source(s) in terms of: (a) User cost; (b) reliability; and (c) 
usefulness of the information?
    (34) Is there any other technology available that vessels can 
integrate to assist in facilitating the search and rescue of a 
passenger who has fallen overboard?
    (35) In Section 608 of the 2015 Coast Guard Authorization Act, 
Congress directs the Coast Guard to consider the cost of MOB detection 
technology systems when determining feasibility. Our current best 
available cost data regarding the installation of an MOB detection 
technology system on an average cruise vessel is $300,000 with annual 
system maintenance costs of $40,000 per year. Please provide 
information on the costs of MOB detection technology systems, including 
costs for equipment and labor for installation, integration, operation, 
and maintenance on a range of cruise vessel sizes.
    Comments regarding these questions and any other pertinent matters 
that you would like us to consider during the comment period will be 
taken into account in our future actions regarding the issues raised in 
this notice. We encourage you to provide your comments as we move 
forward with drafting the report to Congress.
    This notice is issued under authority of 5 U.S.C. 552(a).

    Dated: July 19, 2016.
B. Hawkins,
Captain, U.S. Coast Guard, Chief, Office of Design and Engineering 

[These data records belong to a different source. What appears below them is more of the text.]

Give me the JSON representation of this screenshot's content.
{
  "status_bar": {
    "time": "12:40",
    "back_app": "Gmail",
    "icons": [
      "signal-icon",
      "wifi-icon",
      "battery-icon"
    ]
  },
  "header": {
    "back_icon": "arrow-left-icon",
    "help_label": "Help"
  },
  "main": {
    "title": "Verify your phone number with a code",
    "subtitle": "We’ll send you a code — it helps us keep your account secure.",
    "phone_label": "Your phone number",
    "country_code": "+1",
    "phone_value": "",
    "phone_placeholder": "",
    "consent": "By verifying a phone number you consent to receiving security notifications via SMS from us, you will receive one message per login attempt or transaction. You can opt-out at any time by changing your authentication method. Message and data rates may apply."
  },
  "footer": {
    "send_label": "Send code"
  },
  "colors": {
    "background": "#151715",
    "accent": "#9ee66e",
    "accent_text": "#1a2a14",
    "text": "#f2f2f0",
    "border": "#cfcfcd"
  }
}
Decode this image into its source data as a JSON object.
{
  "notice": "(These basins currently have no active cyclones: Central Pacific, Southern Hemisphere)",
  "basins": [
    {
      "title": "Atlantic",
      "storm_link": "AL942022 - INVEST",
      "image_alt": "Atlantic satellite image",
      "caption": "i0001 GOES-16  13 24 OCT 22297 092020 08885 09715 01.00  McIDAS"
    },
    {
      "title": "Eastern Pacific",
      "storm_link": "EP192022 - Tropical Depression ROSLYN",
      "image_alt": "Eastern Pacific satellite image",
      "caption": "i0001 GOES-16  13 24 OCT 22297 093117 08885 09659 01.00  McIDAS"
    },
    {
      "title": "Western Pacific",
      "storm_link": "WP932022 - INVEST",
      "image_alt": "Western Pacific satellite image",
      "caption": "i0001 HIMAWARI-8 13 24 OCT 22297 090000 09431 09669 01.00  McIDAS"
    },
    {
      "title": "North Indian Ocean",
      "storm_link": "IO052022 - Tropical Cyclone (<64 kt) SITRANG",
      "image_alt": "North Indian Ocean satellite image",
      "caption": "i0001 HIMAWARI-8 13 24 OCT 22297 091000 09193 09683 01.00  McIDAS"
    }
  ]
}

Standards.
[FR Doc. 2016-17775 Filed 7-26-16; 8:45 am]
BILLING CODE 9110-04-P